Missing Turkey

by Linda Stollings from Edmonton, AB
Dec 20, 14

This story takes place on a cold November evening, forty years ago. 

A 12-pound turkey was roasting on our family barbeque, the fixings were prepared, and the Royal Albert china was set for 8.

As the party progressed, my dad went to give the bird a final glaze. But he was stunned when he opened the BBQ to find only a pile of burning coals. No turkey in sight. No bird. No spit. No nothing. Presuming there was a practical joker in the crowd, Dad came back into the living room, now a din of excited chatter, and asked, “Okay, who’s got the bird?” The confused guests had no idea what he was talking about.

Knowing that the close-knit neighbourhood was filled with possible culprits, Dad went on a mad dash to a variety of homes asking about his turkey. His prime suspect, Jack, was not at home. 

In what was now a frantic state, Dad brushed by Jack’s wife. He sniffed the air, and said, “I smell turkey!” 

He followed his nose around the house. He ended up in the laundry room where he even opened the washer and dryer looking for a hidden bird. 

Jack’s wife followed him, insisting that Jack wasn’t there and that they didn’t have his turkey. My Dad said he didn’t believe her and checked their house a second time.

Finally, after exhausting his search, and his dignity, Dad made his sad and bewildered way back to his home of hungry guests. Mom valiantly brought out two cans of luncheon meat - and asked those who lived nearby to got home and check their pantries to round out the meal. 

Dinner was served, a great time was had by all, and, “The Story of the Turkey” was born.

Years later, I made friends with the girl across the street. The youngest of six children, and the only girl, she had crazy stories to share. One day, she regaled me with the tale of how her mother had once found the carcass of a turkey, complete with spit, under their basement couch. Although her brother Bob was a key suspect, nobody would ‘fess up to the origins of the bird. So their family had a “Turkey Story” too. 

Knowing that these two stories had to be connected, I warned my friend NEVER to tell my folks as I was sure the result would have been a family feud that would could have severed our friendship.
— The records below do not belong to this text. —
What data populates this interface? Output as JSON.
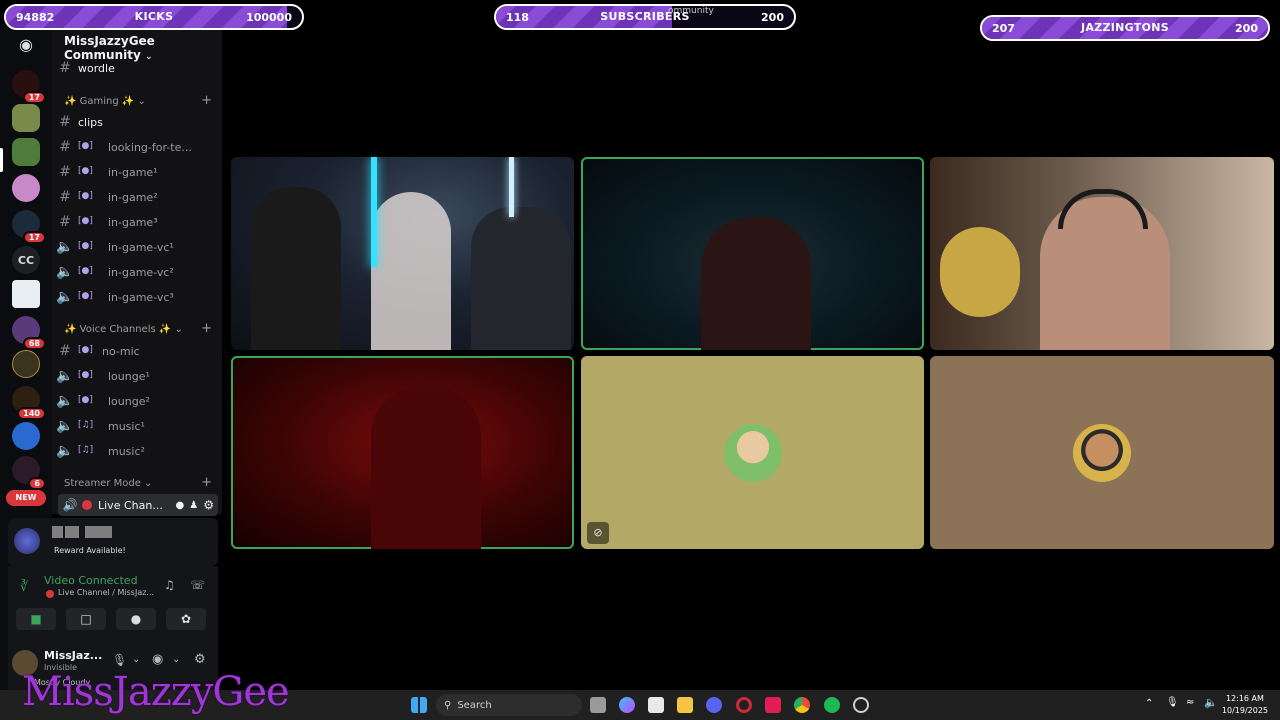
{
  "goals": {
    "kicks": {
      "current": "94882",
      "label": "KICKS",
      "target": "100000",
      "progress": 0.95
    },
    "subscribers": {
      "current": "118",
      "label": "SUBSCRIBERS",
      "target": "200",
      "progress": 0.59
    },
    "jazzingtons": {
      "current": "207",
      "label": "JAZZINGTONS",
      "target": "200",
      "progress": 1.0
    }
  },
  "window": {
    "title_fragment": "ommunity"
  },
  "rail": {
    "badges": [
      "17",
      "17",
      "68",
      "140",
      "6"
    ],
    "cc_label": "CC",
    "new_label": "NEW"
  },
  "server": {
    "name": "MissJazzyGee Community"
  },
  "channels": {
    "wordle": "wordle",
    "gaming_category": "Gaming",
    "clips": "clips",
    "looking": "looking-for-te...",
    "in_game1": "in-game¹",
    "in_game2": "in-game²",
    "in_game3": "in-game³",
    "in_game_vc1": "in-game-vc¹",
    "in_game_vc2": "in-game-vc²",
    "in_game_vc3": "in-game-vc³",
    "voice_category": "Voice Channels",
    "no_mic": "no-mic",
    "lounge1": "lounge¹",
    "lounge2": "lounge²",
    "music1": "music¹",
    "music2": "music²",
    "streamer_category": "Streamer Mode",
    "live_channel": "Live Chan..."
  },
  "reward": {
    "text": "Reward Available!"
  },
  "voice": {
    "status": "Video Connected",
    "channel": "Live Channel / MissJaz..."
  },
  "user": {
    "name": "MissJaz...",
    "status": "Invisible",
    "activity": "Mostly Cloudy"
  },
  "watermark": "MissJazzyGee",
  "taskbar": {
    "search": "Search",
    "time": "12:16 AM",
    "date": "10/19/2025"
  },
  "colors": {
    "accent_purple": "#8a4bd6",
    "speaking_green": "#3ba55c",
    "live_red": "#da373c"
  }
}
Fast forward a few decades … my parents are sitting in their living room one evening and they heard a knock on the door. 

Dad answered it and found a large man with a bundle under each arm. 

“Mr. Stollings?” said the man at the door. 

“Yes?” my Dad said, gingerly. 

“Mr. Stollings, thirty years ago I stole your turkey. I’ve come to bring it back.” It was Bob. My friend’s older brother. He was holding up a 30-pound bird.

“I’ve brought this too,” he said, in his other hand he had a large bottle of Canadian Club Whiskey. 

Bob explained that years back he and a friend were coming home from skating when they smelled the delicious barbequing turkey. Hankering for a snack - they stole the bird - spit and all - and devoured it. 

Why did Bob confess after all those years? Well, Bob now had children of his own. He wanted to set his transgression straight in order to teach his children to always own up to the things they’ve done and to make them right.

Bob was invited in, and Mom and Dad sat teary-eyed and talked about families, and times past, and times ahead. 

The bird had grown in the years between its disappearance and its resurrection, and so too, did our family’s “Turkey Story.” 

Since then, the story’s epilogue has been told to everyone who knew the original tale and it has brought many “good” tears and a sense of peace knowing that our lost turkey finally came home to roost, or roast as it were.